• SUPPLIED ENTRIES

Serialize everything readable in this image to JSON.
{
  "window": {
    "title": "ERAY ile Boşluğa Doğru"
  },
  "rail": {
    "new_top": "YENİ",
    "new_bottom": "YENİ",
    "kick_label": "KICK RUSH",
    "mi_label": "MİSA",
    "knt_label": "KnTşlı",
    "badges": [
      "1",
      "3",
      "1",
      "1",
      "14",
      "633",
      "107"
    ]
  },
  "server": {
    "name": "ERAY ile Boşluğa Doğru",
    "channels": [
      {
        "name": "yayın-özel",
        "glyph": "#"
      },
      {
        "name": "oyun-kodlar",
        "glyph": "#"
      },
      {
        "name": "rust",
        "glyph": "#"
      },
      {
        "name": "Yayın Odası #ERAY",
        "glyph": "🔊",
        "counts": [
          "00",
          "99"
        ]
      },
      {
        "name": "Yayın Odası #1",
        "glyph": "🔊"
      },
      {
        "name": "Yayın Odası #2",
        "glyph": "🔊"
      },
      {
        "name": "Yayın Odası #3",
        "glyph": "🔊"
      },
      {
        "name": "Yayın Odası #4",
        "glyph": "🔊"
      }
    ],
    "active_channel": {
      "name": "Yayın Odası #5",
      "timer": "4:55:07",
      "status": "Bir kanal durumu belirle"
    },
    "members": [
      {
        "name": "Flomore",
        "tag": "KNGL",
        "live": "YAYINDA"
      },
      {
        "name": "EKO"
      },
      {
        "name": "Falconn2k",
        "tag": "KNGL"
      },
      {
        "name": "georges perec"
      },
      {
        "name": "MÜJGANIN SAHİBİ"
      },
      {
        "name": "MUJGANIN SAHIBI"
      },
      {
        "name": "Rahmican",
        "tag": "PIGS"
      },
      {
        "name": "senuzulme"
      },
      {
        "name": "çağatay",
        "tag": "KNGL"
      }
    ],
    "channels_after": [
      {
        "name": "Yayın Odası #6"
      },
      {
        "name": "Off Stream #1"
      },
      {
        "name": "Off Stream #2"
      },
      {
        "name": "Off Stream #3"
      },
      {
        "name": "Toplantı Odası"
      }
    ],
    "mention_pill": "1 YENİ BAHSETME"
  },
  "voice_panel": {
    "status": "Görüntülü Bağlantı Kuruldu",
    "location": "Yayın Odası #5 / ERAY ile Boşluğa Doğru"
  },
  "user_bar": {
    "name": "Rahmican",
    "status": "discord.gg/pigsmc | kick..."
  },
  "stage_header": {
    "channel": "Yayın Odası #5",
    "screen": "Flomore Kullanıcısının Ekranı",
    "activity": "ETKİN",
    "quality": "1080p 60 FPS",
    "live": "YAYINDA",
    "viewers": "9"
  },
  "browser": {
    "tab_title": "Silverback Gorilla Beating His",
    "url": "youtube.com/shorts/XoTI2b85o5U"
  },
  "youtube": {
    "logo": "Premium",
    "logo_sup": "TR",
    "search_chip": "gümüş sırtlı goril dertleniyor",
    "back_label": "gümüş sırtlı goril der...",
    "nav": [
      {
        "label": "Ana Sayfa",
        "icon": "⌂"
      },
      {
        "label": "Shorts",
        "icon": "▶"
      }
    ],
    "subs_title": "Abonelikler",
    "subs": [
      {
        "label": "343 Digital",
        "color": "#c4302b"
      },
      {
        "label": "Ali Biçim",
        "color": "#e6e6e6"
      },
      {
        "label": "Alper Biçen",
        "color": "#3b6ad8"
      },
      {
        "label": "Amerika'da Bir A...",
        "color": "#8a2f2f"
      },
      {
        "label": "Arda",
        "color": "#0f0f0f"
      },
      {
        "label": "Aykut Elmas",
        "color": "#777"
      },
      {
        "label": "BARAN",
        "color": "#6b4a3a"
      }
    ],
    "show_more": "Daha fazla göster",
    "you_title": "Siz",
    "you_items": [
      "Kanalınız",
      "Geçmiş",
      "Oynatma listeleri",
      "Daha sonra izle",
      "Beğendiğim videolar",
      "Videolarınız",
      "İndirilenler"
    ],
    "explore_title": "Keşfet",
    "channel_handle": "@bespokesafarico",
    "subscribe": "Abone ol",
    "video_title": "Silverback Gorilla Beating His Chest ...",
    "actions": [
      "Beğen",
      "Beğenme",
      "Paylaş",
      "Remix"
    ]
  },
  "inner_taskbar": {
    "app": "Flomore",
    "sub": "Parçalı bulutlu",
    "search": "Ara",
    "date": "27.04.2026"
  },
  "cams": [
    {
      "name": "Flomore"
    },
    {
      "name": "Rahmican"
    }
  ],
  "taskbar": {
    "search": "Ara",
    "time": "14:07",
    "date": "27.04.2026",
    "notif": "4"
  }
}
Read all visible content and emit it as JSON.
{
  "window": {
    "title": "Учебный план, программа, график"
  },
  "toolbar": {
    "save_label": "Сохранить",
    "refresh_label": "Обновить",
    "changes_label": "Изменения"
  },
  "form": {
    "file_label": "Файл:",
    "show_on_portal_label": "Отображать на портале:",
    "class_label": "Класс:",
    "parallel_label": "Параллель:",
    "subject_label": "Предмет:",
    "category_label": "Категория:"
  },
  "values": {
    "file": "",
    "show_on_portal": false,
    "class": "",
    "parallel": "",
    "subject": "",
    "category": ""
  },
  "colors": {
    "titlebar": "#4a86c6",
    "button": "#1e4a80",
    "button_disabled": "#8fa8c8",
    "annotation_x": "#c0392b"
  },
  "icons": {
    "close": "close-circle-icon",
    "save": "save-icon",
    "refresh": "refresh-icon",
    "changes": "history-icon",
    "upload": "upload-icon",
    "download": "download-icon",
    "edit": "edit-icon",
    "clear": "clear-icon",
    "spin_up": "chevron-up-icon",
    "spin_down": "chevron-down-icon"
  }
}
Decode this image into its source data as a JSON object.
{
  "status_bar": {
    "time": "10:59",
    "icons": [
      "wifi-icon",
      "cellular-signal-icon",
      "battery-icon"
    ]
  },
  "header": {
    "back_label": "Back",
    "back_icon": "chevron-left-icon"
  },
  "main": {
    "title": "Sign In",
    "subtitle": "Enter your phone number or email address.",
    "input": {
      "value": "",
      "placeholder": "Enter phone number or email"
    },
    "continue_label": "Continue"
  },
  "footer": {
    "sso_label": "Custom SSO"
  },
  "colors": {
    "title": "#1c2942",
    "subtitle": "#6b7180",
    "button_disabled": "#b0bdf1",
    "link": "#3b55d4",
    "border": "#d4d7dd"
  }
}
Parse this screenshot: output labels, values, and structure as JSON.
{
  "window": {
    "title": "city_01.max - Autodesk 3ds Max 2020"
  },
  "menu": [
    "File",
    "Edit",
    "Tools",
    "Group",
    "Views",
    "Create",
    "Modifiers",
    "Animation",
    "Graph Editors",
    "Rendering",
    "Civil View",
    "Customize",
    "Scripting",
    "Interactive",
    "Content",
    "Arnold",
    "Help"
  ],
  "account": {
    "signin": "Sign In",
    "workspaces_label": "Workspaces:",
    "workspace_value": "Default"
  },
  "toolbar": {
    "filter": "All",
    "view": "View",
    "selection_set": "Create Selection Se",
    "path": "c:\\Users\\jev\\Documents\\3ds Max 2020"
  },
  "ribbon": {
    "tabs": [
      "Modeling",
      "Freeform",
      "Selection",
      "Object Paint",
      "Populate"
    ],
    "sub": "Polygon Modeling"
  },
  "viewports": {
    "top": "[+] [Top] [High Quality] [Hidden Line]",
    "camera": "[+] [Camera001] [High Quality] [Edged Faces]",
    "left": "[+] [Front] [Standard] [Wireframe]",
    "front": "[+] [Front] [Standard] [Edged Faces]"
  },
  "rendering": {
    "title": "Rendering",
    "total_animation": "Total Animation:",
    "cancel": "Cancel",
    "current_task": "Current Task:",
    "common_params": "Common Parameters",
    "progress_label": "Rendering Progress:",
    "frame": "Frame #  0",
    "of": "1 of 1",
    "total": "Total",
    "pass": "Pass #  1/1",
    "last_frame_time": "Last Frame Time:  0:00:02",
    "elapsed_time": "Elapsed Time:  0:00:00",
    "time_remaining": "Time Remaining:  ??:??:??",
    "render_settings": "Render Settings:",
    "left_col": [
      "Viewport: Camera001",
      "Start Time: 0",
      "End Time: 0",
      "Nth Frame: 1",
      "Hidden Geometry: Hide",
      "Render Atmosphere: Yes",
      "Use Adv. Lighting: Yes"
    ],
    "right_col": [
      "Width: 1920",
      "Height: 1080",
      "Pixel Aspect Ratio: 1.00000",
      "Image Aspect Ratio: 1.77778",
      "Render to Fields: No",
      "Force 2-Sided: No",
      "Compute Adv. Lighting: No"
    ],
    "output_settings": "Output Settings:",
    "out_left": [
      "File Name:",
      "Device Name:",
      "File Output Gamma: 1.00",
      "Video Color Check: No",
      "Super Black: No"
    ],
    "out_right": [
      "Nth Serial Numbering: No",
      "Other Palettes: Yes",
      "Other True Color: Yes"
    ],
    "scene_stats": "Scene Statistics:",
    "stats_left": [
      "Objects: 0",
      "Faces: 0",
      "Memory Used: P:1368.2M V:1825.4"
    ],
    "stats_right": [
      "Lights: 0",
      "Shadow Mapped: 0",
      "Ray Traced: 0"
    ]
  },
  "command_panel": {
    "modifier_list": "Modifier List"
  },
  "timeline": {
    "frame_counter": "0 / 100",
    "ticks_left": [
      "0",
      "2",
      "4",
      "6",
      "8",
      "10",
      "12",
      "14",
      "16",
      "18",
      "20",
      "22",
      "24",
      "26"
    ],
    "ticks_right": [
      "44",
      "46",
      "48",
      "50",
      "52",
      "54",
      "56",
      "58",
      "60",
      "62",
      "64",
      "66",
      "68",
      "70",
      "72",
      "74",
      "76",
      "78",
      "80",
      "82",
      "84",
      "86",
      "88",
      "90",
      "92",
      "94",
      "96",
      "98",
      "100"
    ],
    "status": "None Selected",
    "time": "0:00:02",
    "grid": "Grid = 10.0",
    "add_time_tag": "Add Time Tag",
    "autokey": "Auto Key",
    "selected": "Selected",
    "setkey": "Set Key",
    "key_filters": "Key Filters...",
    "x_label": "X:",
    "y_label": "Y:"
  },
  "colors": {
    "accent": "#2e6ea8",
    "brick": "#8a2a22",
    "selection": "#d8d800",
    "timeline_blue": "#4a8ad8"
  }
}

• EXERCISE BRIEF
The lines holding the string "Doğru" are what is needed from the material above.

• YOUR SOLUTION
    "title": "ERAY ile Boşluğa Doğru"
    "name": "ERAY ile Boşluğa Doğru",
    "location": "Yayın Odası #5 / ERAY ile Boşluğa Doğru"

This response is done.